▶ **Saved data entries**
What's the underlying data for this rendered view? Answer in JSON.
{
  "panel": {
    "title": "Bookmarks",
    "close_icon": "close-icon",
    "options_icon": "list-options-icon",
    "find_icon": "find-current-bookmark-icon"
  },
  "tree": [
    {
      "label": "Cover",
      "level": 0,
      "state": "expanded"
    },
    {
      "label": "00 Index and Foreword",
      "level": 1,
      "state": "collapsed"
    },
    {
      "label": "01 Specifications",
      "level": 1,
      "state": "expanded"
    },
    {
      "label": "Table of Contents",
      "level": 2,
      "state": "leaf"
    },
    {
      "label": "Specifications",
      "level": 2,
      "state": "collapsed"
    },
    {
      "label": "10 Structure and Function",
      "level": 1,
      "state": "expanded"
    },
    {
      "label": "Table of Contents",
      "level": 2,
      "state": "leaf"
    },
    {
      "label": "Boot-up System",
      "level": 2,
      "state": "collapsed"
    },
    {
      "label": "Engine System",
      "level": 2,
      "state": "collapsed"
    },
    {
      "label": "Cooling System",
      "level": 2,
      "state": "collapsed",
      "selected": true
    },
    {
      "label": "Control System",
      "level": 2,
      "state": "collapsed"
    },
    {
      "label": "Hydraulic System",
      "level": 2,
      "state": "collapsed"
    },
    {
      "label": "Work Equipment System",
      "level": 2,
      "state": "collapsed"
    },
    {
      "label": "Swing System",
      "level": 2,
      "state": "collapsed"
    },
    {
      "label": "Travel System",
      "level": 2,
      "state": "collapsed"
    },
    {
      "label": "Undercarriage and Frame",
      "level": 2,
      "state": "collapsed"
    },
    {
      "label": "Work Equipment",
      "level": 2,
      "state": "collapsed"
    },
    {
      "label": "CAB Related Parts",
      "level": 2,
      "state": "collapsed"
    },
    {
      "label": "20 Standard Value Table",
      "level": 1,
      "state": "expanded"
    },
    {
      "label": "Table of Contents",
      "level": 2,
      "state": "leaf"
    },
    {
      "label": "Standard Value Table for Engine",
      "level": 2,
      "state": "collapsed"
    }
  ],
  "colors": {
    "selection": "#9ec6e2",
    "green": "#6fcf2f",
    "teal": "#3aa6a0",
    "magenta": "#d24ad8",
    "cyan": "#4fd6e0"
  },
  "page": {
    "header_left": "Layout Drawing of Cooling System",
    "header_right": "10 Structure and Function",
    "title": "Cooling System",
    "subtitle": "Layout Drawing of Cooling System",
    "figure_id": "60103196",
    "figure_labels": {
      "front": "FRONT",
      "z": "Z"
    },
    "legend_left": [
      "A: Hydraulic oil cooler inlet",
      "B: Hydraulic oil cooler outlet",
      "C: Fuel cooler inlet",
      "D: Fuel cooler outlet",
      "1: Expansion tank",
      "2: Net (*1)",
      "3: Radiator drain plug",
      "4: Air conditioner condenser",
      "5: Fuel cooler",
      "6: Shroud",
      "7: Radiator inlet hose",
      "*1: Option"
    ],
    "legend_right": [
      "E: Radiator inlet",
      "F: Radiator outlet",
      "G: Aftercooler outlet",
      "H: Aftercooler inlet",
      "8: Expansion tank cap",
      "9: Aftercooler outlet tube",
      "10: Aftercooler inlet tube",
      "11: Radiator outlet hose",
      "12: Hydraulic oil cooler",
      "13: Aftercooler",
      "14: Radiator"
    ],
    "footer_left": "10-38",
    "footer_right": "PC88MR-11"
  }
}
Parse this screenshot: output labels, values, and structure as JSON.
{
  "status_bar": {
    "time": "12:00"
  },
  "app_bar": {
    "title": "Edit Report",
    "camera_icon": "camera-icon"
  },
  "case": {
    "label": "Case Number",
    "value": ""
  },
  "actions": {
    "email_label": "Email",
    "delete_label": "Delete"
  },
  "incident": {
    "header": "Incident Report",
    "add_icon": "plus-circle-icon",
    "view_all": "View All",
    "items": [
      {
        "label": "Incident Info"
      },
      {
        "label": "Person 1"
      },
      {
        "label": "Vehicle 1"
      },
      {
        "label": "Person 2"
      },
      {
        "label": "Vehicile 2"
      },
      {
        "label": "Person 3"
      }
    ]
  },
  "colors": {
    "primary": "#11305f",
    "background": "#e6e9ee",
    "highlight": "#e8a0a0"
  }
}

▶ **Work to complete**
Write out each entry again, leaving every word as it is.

▶ **Solution to this task**
What's the underlying data for this rendered view? Answer in JSON.
{
  "panel": {
    "title": "Bookmarks",
    "close_icon": "close-icon",
    "options_icon": "list-options-icon",
    "find_icon": "find-current-bookmark-icon"
  },
  "tree": [
    {
      "label": "Cover",
      "level": 0,
      "state": "expanded"
    },
    {
      "label": "00 Index and Foreword",
      "level": 1,
      "state": "collapsed"
    },
    {
      "label": "01 Specifications",
      "level": 1,
      "state": "expanded"
    },
    {
      "label": "Table of Contents",
      "level": 2,
      "state": "leaf"
    },
    {
      "label": "Specifications",
      "level": 2,
      "state": "collapsed"
    },
    {
      "label": "10 Structure and Function",
      "level": 1,
      "state": "expanded"
    },
    {
      "label": "Table of Contents",
      "level": 2,
      "state": "leaf"
    },
    {
      "label": "Boot-up System",
      "level": 2,
      "state": "collapsed"
    },
    {
      "label": "Engine System",
      "level": 2,
      "state": "collapsed"
    },
    {
      "label": "Cooling System",
      "level": 2,
      "state": "collapsed",
      "selected": true
    },
    {
      "label": "Control System",
      "level": 2,
      "state": "collapsed"
    },
    {
      "label": "Hydraulic System",
      "level": 2,
      "state": "collapsed"
    },
    {
      "label": "Work Equipment System",
      "level": 2,
      "state": "collapsed"
    },
    {
      "label": "Swing System",
      "level": 2,
      "state": "collapsed"
    },
    {
      "label": "Travel System",
      "level": 2,
      "state": "collapsed"
    },
    {
      "label": "Undercarriage and Frame",
      "level": 2,
      "state": "collapsed"
    },
    {
      "label": "Work Equipment",
      "level": 2,
      "state": "collapsed"
    },
    {
      "label": "CAB Related Parts",
      "level": 2,
      "state": "collapsed"
    },
    {
      "label": "20 Standard Value Table",
      "level": 1,
      "state": "expanded"
    },
    {
      "label": "Table of Contents",
      "level": 2,
      "state": "leaf"
    },
    {
      "label": "Standard Value Table for Engine",
      "level": 2,
      "state": "collapsed"
    }
  ],
  "colors": {
    "selection": "#9ec6e2",
    "green": "#6fcf2f",
    "teal": "#3aa6a0",
    "magenta": "#d24ad8",
    "cyan": "#4fd6e0"
  },
  "page": {
    "header_left": "Layout Drawing of Cooling System",
    "header_right": "10 Structure and Function",
    "title": "Cooling System",
    "subtitle": "Layout Drawing of Cooling System",
    "figure_id": "60103196",
    "figure_labels": {
      "front": "FRONT",
      "z": "Z"
    },
    "legend_left": [
      "A: Hydraulic oil cooler inlet",
      "B: Hydraulic oil cooler outlet",
      "C: Fuel cooler inlet",
      "D: Fuel cooler outlet",
      "1: Expansion tank",
      "2: Net (*1)",
      "3: Radiator drain plug",
      "4: Air conditioner condenser",
      "5: Fuel cooler",
      "6: Shroud",
      "7: Radiator inlet hose",
      "*1: Option"
    ],
    "legend_right": [
      "E: Radiator inlet",
      "F: Radiator outlet",
      "G: Aftercooler outlet",
      "H: Aftercooler inlet",
      "8: Expansion tank cap",
      "9: Aftercooler outlet tube",
      "10: Aftercooler inlet tube",
      "11: Radiator outlet hose",
      "12: Hydraulic oil cooler",
      "13: Aftercooler",
      "14: Radiator"
    ],
    "footer_left": "10-38",
    "footer_right": "PC88MR-11"
  }
}
Parse this screenshot: output labels, values, and structure as JSON.
{
  "status_bar": {
    "time": "12:00"
  },
  "app_bar": {
    "title": "Edit Report",
    "camera_icon": "camera-icon"
  },
  "case": {
    "label": "Case Number",
    "value": ""
  },
  "actions": {
    "email_label": "Email",
    "delete_label": "Delete"
  },
  "incident": {
    "header": "Incident Report",
    "add_icon": "plus-circle-icon",
    "view_all": "View All",
    "items": [
      {
        "label": "Incident Info"
      },
      {
        "label": "Person 1"
      },
      {
        "label": "Vehicle 1"
      },
      {
        "label": "Person 2"
      },
      {
        "label": "Vehicile 2"
      },
      {
        "label": "Person 3"
      }
    ]
  },
  "colors": {
    "primary": "#11305f",
    "background": "#e6e9ee",
    "highlight": "#e8a0a0"
  }
}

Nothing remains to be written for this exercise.